-- Required action --
Look for "over" in the material below and show each line that contains it.

-- Given records --

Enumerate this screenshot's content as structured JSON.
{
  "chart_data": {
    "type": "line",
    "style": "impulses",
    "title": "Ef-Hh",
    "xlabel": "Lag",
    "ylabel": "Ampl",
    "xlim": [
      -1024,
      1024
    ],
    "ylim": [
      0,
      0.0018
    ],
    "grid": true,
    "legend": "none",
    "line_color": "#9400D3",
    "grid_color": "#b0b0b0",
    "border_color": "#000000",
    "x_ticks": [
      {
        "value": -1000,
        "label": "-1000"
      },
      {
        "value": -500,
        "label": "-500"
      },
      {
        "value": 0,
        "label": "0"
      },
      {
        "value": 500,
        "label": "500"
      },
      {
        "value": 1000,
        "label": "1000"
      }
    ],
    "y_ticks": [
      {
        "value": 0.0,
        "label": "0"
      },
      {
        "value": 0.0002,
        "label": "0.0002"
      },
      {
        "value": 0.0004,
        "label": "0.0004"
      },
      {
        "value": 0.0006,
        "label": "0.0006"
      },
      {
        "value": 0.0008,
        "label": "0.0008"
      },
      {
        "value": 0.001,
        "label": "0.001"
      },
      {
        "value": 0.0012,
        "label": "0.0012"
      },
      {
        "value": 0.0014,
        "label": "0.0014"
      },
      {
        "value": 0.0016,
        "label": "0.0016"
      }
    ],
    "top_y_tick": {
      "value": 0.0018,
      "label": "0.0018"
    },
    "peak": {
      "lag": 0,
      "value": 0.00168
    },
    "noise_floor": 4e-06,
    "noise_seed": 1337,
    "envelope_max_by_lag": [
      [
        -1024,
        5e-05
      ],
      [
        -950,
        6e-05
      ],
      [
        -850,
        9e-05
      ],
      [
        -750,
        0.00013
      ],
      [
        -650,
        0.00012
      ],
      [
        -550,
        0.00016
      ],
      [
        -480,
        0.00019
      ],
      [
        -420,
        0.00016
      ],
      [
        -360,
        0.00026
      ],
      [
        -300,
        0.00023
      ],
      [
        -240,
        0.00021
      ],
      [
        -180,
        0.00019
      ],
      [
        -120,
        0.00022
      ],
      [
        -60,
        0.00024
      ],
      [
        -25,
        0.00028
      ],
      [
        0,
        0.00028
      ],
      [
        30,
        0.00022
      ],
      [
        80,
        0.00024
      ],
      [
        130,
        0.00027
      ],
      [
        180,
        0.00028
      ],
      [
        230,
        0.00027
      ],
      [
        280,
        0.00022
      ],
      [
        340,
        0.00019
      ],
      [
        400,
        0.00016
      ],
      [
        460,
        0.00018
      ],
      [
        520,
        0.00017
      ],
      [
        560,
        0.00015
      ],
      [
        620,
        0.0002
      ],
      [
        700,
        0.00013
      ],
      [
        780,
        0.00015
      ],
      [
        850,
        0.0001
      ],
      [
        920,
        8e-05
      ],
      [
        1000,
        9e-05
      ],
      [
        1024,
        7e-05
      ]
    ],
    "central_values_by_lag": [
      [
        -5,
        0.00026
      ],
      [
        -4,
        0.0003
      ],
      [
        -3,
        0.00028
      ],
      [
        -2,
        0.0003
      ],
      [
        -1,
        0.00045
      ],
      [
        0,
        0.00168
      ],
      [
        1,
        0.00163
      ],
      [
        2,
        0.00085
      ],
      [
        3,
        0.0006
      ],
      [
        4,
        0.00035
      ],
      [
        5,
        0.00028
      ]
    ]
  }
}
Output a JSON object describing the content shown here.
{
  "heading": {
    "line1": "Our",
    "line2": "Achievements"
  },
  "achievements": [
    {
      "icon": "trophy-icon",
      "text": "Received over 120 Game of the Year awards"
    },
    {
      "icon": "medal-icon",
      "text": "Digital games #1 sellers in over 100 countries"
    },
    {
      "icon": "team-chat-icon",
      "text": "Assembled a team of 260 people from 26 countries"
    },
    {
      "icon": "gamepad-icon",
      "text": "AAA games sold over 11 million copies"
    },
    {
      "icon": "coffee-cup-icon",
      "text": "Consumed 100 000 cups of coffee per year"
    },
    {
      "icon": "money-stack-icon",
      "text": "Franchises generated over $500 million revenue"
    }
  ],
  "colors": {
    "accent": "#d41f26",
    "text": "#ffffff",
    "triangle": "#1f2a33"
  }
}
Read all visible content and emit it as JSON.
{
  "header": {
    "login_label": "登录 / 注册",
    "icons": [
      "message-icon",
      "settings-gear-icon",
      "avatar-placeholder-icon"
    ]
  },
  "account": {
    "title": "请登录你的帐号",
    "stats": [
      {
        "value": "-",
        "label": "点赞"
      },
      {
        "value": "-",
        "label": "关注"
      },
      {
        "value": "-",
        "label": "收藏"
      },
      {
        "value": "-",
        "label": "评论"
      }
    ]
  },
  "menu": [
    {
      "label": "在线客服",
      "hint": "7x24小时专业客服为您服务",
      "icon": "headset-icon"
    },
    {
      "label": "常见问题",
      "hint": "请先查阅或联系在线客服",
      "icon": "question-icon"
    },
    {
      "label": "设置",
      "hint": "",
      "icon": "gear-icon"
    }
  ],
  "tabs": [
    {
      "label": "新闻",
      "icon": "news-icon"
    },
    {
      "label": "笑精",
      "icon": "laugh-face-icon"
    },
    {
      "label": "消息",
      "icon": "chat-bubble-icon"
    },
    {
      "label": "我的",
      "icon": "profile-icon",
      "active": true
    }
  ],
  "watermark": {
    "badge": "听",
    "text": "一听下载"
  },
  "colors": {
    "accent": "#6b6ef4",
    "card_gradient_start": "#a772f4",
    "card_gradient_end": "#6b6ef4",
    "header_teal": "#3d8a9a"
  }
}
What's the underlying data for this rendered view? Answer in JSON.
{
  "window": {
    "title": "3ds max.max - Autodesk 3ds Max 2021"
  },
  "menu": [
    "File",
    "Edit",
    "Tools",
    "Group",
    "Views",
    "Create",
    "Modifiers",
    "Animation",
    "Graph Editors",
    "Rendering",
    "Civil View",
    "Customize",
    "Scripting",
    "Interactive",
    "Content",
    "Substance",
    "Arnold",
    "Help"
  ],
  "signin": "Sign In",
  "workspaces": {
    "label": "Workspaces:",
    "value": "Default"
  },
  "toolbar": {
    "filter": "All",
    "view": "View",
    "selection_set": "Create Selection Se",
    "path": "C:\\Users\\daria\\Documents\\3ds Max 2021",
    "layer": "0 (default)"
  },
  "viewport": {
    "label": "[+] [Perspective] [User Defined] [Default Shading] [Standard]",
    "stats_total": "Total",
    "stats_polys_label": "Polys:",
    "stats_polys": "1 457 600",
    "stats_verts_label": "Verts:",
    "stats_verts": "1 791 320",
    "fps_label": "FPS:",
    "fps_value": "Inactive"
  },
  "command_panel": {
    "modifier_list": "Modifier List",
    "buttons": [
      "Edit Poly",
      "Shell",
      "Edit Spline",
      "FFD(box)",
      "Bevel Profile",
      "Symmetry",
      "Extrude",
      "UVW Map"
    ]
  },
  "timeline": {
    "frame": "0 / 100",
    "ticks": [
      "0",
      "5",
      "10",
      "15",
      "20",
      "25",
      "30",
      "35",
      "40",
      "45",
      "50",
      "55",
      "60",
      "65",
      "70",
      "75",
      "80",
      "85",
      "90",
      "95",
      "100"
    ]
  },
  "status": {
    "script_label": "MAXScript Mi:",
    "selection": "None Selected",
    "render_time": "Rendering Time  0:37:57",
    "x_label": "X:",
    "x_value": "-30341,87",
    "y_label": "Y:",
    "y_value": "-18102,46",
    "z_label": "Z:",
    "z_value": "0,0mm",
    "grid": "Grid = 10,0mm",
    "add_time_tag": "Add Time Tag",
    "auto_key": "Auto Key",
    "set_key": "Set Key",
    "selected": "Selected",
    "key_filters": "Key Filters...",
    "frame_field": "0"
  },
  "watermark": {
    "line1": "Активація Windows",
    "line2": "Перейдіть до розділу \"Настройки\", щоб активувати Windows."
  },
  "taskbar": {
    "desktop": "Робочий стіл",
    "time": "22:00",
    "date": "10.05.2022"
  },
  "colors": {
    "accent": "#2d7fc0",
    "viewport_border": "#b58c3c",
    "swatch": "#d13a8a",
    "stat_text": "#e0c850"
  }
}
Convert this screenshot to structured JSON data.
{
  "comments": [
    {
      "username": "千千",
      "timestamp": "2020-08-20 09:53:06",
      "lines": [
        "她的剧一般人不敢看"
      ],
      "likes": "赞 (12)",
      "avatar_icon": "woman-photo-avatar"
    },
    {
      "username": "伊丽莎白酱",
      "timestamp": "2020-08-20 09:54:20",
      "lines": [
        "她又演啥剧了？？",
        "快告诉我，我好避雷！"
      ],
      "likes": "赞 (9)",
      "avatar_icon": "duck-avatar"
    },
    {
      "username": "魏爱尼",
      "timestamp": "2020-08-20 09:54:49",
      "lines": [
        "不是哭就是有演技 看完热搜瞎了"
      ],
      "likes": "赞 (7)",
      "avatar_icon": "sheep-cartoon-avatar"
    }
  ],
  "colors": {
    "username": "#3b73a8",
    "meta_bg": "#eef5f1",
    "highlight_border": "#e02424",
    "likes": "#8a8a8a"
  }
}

-- Answer to the problem --
      "text": "Received over 120 Game of the Year awards"
      "text": "Digital games #1 sellers in over 100 countries"
      "text": "AAA games sold over 11 million copies"
      "text": "Franchises generated over $500 million revenue"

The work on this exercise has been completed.